Recent trends in theology haven’t helped that. Instead of maintaining an emphasis on the mystical and the Other, we’ve focused on concrete rationalism. Apologetics is of inestimable value, don’t get me wrong, but when our corporate worship feels more like a lecture hall than a temple, we’ve misplaced our priorities. It’s true we must make an appeal to the mind, demonstrating a logically consistent and coherent faith. But aren’t we commanded to worship with heart, body, and soul as well? Does the body worship if it never has to do anything to participate in the service? Is the heart moved by data alone? Can a soul be impacted without the mysterious and the numinous?

Liturgical, “high church” worship leaves more room for mystery, true, but I believe it can and should be a part of any worship style. No matter the denomination or the order of service, the worshiper should experience a sense of awe, of wonder. The architecture of the building plays a part in this, as does the decor. The music can help, the prayers can help, the sermon can help. A proper celebration of the sacraments is one of the biggest contributing factors; who can truly grasp the provision of God’s grace through material things and not come away with a sense of wonder?

All of these things, though, should be presentations of the gospel of Jesus Christ. Songs, prayers, sacraments, and sermons all should point us to the crucified and risen Lord — and if they fail to do so, they can’t properly be termed Christian. Without the gospel, there is no worship. Without the gospel, there is no church.

Without the gospel, there is no mystery.

For what can be more mysterious than a God who was dead and yet lives? Than a God who put on flesh and became a perfect man while remaining fully divine? Than a God who loves us enough to do that? Than a single God existing in three Persons so He could do that?
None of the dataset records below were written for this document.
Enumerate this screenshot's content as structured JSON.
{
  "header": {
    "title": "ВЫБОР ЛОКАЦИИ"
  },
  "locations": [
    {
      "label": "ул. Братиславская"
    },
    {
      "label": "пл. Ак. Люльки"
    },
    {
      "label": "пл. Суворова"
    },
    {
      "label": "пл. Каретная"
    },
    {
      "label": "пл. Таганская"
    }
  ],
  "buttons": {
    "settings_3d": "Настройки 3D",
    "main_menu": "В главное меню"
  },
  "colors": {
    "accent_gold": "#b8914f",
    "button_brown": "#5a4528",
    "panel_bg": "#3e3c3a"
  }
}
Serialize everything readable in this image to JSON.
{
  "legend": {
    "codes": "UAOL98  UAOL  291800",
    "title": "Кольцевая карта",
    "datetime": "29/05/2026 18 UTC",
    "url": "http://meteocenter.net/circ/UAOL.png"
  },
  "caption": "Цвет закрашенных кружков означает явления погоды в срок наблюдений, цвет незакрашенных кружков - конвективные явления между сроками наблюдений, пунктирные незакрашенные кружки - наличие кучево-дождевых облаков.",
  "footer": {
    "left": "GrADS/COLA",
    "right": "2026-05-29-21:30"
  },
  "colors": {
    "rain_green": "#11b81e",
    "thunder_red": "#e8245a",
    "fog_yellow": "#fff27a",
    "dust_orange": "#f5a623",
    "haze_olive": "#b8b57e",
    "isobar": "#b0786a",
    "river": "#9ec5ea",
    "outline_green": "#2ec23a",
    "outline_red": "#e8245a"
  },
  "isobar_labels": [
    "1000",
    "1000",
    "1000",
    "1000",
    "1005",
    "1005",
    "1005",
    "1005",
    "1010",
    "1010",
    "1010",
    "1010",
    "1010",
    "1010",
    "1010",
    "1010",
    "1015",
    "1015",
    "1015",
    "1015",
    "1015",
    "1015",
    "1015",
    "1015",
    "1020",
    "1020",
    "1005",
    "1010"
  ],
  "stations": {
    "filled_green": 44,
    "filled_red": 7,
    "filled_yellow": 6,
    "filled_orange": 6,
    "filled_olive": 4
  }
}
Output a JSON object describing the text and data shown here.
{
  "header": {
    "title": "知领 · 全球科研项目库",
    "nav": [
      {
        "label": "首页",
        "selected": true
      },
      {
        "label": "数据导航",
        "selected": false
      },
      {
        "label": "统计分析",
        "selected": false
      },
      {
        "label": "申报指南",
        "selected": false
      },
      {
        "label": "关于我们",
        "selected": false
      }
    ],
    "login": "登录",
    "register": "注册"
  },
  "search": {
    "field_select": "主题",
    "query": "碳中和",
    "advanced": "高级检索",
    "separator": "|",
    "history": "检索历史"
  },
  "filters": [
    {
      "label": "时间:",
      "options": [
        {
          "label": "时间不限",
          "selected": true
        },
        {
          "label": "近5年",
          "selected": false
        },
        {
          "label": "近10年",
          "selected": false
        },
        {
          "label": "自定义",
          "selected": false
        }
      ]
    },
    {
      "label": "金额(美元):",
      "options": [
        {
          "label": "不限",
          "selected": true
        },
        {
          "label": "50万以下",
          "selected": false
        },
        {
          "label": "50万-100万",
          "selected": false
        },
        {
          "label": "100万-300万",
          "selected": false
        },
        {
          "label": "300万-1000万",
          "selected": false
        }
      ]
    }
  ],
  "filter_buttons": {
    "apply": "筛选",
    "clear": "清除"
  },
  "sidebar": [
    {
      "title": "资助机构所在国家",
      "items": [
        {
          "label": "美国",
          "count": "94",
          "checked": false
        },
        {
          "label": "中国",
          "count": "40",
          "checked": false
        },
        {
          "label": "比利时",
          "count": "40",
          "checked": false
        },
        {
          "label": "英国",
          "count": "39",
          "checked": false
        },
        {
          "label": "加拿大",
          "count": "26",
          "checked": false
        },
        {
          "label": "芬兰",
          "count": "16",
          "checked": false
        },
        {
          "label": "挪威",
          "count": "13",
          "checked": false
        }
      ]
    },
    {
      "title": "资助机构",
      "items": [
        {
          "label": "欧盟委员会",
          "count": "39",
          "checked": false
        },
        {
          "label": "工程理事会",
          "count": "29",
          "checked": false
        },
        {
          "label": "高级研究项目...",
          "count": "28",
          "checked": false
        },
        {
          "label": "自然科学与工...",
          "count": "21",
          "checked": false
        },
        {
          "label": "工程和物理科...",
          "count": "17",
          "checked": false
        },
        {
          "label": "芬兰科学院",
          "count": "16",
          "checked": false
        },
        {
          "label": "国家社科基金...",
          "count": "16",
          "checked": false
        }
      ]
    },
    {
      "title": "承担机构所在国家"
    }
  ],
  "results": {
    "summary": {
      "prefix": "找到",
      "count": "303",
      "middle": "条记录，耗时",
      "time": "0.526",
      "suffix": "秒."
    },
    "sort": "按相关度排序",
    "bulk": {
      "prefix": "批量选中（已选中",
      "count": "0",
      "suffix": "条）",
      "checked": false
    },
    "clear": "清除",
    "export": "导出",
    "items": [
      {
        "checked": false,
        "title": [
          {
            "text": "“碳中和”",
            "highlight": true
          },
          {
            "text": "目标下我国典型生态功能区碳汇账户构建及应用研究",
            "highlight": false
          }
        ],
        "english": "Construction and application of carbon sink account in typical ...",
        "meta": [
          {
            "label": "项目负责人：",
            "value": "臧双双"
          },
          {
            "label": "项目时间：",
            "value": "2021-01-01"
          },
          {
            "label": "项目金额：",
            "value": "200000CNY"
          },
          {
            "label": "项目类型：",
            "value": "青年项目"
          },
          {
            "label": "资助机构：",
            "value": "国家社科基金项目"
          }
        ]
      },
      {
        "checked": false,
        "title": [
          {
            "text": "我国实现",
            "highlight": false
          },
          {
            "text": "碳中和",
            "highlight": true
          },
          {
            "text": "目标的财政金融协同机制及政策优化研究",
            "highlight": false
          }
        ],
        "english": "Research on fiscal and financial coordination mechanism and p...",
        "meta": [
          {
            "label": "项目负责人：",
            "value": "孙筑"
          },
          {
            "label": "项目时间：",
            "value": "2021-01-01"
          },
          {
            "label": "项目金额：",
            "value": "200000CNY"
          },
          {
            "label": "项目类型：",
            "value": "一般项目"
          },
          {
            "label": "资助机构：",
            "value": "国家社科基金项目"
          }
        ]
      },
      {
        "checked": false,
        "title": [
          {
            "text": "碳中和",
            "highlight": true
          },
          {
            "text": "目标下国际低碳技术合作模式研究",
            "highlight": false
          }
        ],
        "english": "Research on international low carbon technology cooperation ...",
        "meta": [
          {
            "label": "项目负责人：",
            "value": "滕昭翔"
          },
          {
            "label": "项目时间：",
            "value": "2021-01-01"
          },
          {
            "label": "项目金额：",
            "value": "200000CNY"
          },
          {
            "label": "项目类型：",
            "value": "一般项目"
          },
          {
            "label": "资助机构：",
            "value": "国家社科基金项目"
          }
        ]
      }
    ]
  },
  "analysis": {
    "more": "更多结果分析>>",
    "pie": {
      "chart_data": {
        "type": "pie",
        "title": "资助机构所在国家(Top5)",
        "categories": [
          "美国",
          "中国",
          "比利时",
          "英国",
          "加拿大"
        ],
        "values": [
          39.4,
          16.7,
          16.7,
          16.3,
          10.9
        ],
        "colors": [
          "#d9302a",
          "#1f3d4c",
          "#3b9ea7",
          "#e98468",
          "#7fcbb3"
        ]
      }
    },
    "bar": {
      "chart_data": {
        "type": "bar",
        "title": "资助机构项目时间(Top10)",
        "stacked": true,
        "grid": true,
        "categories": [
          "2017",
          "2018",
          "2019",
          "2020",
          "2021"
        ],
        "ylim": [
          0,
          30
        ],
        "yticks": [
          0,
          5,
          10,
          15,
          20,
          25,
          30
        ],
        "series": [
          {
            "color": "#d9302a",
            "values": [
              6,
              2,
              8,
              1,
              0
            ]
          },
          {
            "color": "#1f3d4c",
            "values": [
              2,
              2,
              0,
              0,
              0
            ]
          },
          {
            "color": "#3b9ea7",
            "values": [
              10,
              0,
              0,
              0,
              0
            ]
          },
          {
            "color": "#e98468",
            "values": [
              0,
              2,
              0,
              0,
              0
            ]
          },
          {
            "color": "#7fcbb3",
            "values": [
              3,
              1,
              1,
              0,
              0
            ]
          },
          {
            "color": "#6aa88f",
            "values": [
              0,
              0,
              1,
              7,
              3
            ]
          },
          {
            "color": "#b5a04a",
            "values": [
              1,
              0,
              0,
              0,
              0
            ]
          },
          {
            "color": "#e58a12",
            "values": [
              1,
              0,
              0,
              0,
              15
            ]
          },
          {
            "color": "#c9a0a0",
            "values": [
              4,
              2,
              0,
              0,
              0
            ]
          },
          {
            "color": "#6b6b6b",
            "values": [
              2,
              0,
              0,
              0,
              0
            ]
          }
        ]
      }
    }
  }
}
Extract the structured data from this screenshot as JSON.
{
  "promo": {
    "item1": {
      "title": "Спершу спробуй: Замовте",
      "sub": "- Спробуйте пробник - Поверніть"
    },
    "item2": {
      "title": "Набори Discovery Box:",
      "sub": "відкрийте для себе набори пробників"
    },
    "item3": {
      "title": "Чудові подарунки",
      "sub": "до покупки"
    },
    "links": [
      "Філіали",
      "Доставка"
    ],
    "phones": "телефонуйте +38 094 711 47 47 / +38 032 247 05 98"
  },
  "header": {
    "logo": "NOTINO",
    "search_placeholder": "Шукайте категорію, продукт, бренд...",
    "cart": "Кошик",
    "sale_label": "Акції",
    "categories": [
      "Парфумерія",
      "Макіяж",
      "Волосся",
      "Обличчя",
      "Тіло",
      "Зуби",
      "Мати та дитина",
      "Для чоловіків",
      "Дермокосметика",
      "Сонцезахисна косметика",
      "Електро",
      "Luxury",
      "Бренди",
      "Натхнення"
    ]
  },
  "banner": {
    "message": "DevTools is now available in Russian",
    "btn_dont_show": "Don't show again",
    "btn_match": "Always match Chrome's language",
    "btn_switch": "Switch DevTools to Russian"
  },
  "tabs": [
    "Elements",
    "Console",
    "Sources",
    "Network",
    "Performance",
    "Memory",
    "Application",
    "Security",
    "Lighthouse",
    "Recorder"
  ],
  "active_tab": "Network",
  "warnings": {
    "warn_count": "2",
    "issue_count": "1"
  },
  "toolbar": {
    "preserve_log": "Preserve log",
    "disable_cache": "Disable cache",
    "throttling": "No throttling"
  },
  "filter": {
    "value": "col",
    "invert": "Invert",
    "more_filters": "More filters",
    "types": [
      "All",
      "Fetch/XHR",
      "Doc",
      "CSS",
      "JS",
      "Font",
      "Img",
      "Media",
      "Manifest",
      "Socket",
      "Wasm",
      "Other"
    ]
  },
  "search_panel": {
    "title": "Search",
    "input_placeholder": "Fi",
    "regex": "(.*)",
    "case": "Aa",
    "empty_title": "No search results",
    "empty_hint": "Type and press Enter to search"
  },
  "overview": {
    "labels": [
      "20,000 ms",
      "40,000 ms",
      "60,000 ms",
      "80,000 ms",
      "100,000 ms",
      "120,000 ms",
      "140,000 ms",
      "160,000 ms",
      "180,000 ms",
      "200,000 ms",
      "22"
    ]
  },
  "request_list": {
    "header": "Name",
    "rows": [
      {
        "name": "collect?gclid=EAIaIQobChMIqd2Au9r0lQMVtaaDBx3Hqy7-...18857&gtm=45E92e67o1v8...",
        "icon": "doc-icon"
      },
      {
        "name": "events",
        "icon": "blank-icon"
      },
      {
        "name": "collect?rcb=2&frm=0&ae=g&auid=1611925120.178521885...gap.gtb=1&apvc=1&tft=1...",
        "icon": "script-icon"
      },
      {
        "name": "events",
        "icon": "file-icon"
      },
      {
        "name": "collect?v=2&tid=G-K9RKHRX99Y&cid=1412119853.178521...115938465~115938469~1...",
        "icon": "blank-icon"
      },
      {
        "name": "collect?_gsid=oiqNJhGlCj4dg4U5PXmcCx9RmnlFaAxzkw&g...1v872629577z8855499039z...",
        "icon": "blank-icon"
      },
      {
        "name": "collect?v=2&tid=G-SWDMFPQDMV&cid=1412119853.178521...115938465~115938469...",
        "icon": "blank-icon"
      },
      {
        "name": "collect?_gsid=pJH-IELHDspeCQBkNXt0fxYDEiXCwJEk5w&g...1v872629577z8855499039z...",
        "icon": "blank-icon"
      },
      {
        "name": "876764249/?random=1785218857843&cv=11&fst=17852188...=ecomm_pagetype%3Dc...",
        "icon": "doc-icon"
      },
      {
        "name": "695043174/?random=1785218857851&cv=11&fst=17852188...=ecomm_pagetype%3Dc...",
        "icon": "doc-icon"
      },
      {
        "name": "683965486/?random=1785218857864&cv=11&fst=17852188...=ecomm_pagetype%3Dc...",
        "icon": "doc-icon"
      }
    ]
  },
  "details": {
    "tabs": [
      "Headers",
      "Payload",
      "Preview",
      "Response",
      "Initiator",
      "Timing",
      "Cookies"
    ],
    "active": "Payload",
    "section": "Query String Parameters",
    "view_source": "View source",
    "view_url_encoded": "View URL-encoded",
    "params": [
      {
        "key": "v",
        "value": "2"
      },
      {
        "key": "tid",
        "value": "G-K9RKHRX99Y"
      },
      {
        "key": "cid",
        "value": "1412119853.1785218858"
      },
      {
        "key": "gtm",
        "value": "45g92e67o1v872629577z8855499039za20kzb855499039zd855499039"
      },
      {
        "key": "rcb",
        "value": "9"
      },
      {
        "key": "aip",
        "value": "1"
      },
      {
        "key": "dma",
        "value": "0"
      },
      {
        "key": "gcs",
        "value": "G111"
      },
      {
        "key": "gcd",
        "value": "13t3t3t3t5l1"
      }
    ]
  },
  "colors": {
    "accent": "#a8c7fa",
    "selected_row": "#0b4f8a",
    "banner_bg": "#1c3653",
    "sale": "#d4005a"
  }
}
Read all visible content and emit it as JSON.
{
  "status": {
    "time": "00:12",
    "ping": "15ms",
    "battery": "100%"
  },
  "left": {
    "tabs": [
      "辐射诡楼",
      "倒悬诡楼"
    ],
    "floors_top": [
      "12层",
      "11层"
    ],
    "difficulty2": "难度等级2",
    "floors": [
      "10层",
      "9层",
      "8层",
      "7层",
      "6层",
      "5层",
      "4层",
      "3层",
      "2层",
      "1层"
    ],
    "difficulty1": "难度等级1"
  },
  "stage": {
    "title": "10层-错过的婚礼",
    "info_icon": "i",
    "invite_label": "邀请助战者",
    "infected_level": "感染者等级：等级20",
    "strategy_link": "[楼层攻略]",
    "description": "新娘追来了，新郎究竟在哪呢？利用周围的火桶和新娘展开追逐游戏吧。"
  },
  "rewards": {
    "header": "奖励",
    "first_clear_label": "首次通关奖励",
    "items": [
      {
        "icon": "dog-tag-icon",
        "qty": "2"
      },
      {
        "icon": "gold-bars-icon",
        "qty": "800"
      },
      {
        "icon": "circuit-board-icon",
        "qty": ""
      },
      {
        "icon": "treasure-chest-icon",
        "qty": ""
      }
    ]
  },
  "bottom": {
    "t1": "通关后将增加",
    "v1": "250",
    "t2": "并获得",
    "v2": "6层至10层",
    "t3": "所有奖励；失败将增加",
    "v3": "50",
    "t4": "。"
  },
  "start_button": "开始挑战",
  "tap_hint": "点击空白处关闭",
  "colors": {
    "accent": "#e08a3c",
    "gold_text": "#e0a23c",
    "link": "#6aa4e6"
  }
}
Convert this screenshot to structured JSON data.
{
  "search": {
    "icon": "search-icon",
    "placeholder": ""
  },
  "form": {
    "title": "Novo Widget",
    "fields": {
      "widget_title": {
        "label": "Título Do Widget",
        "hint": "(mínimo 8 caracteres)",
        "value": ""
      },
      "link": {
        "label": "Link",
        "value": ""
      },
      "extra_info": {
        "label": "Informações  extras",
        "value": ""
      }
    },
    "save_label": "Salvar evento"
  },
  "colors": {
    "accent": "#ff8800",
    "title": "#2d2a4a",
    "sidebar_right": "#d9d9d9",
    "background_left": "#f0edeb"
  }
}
Folks, that’s mysterious. And the proper response to mystery is wonder. Wonder, amazement, a sense of Something Beyond, something incomprehensible and fantastic and awesome. That’s who God is. And if we realize that’s the God we worship, then our praise will never be dull or routine again. Each Lord’s Day will have its own wonderment, its own special feeling of divinity. It will be something we yearn for, a thing longed for and sought after, a thing so different from the mundanity of life it arrests our senses, demands the fullness of body, mind, heart, and soul, and never permits us to simply sit idle and fill in the gaps by rote memory.

It will be something wonderful.